I asked him why the inhabitants of the area had said nothing.
Smart snorted derisively.
"It is a low neighborhood, full of rumpots, your Excellency," he said. "They are used to curious sights, which they attribute to alcoholic delusions."
I have no truck with drinking to excess and I have made it a rule in life to avoid it. I said as much now: "Drink is certainly a filthy thing, isn't it? I'd rather be dead than unable to trust my own eyes!"
Smart was rather more forgiving, it seemed. "They may be drinkers, your Excellency but they're still human beings."
I reminded him that several firearms had been stolen from the Government Store and that drink and armed thieves were an explosive combination.
Once again he showed his derision. "I trust you do not believe that I shall allow myself to be influenced by the guns these desperadoes may be waving around.
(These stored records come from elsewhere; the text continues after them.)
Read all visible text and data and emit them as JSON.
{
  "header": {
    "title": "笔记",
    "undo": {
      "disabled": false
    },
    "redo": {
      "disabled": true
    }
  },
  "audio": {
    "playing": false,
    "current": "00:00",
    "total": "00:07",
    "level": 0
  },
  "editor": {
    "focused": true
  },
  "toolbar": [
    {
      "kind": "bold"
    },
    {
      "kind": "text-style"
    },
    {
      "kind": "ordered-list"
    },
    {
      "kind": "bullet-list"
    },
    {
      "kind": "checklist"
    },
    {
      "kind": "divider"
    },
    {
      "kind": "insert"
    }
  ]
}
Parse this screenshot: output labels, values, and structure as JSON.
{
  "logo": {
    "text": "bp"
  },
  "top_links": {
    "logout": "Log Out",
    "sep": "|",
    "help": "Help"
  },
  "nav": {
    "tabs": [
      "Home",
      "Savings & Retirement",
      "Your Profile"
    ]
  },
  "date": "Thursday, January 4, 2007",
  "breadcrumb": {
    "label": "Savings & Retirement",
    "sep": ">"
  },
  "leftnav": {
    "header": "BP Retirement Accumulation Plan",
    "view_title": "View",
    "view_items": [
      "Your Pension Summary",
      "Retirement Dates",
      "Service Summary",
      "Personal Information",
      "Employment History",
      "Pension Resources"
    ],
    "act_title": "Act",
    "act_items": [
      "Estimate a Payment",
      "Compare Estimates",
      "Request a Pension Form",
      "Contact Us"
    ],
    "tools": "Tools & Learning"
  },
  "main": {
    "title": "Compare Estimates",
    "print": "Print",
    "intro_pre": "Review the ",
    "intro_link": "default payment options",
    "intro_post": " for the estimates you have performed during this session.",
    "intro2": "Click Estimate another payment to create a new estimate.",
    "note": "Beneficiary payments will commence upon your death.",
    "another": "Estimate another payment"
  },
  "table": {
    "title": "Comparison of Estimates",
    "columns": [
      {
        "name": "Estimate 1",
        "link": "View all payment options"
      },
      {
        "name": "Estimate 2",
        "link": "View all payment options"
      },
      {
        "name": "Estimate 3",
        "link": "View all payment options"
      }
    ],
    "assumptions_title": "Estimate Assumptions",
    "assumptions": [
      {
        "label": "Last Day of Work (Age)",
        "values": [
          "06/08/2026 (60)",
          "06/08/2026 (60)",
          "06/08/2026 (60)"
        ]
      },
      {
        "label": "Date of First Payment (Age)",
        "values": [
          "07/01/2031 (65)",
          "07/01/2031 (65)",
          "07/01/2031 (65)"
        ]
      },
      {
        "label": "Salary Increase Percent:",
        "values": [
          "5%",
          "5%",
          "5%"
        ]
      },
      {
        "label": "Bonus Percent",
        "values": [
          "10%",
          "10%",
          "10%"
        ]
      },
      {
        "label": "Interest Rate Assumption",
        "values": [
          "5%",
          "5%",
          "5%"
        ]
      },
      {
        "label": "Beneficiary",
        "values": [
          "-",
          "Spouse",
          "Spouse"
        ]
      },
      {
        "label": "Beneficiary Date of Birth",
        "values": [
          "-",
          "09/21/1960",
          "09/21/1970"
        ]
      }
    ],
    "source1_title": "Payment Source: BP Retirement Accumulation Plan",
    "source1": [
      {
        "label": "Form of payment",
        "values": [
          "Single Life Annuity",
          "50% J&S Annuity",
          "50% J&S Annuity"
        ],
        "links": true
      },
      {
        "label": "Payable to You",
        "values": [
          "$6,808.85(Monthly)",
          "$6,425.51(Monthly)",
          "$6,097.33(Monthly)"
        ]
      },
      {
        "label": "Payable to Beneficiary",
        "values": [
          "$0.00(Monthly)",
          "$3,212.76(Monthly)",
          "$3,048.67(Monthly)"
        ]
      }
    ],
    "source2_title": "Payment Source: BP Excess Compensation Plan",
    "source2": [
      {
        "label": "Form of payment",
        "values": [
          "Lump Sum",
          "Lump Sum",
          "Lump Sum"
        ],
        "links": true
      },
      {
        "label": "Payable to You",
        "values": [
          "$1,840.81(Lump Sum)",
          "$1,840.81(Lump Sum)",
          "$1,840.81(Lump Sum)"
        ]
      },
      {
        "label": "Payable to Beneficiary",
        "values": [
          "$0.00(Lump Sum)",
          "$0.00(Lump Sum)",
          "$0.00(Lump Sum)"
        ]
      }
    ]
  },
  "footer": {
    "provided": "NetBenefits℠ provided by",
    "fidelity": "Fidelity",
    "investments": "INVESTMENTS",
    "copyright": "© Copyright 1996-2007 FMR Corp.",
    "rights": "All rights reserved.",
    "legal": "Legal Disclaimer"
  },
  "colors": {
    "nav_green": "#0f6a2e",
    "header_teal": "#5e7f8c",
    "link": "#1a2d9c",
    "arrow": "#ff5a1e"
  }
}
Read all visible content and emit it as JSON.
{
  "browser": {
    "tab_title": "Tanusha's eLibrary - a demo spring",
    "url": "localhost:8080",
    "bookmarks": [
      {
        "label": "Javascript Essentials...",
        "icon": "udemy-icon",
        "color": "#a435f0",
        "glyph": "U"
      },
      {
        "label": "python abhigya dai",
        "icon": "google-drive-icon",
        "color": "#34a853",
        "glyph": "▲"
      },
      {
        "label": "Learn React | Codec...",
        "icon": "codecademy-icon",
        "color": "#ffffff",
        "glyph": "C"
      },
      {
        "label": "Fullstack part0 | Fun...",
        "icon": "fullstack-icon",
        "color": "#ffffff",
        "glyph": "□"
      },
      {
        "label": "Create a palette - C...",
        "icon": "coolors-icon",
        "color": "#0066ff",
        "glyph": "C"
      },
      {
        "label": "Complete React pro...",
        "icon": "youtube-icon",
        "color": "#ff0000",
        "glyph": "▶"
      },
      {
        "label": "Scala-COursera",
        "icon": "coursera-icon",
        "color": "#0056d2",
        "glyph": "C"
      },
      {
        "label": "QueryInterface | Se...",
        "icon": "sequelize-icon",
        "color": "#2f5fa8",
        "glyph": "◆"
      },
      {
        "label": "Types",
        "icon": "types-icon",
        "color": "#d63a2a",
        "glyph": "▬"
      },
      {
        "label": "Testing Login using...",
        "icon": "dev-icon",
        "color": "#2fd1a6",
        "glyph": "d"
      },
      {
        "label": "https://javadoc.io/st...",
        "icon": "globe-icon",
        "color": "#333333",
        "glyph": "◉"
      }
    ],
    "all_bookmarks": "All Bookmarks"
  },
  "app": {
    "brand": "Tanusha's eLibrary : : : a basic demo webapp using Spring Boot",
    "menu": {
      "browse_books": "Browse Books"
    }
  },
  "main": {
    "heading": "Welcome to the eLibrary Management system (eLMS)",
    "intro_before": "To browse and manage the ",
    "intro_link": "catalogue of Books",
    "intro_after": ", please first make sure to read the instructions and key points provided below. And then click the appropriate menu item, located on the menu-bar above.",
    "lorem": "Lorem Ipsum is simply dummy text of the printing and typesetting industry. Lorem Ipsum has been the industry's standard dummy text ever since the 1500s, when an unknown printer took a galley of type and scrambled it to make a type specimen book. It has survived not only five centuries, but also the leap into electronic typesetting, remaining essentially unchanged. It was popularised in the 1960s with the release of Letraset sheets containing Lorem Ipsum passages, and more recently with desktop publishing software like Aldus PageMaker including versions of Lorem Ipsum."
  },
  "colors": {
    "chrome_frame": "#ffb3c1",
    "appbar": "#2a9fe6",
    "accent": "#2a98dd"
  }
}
I have taken guns from boys before; so we'll have no trouble there."
I wish I shared his confidence.
Charlie Howard is doing the rounds cap in hand. He decided to build his church in stone and not wood but possibly did so before he had sat down with the ledger and worked out how much it would cost. Having finally done so he has sunk into a blind panic, realising with a shock that he needs to raise yet more money so that he can pay for the thing. What with raising money for the building and raising money for the hymn book he might yet be reduced to the status of Mendicant Priest.
Wyatt has also taken it into his head to start building, having decided to build a school for the Native Children. What the Native Children think of this idea is yet to be determined.
Since we seem to have more settler's children than school places, the idea of diverting money to building a school for the Natives will be a hard sell to those colonists who want to get their brats off their hands for a few hours a day.
I made the mistake of suggesting to Wyatt that as well as teaching the native Children about our ways we could also ask them to teach us some of theirs. They are, after all, expert at living in the land we hope to prosper in and it struck me that they might offer us a few pointers on how to succeed.
Wyatt looked at me as though I was a madman and assured me that "the sole purpose of the school would be to teach the Natives about Salvation through Christ Jesus and loyalty to the Queen." I replied that I was unaware that we did gain Salvation through Christ Jesus and loyalty to the Queen and he went away shocked at my irreligious levity.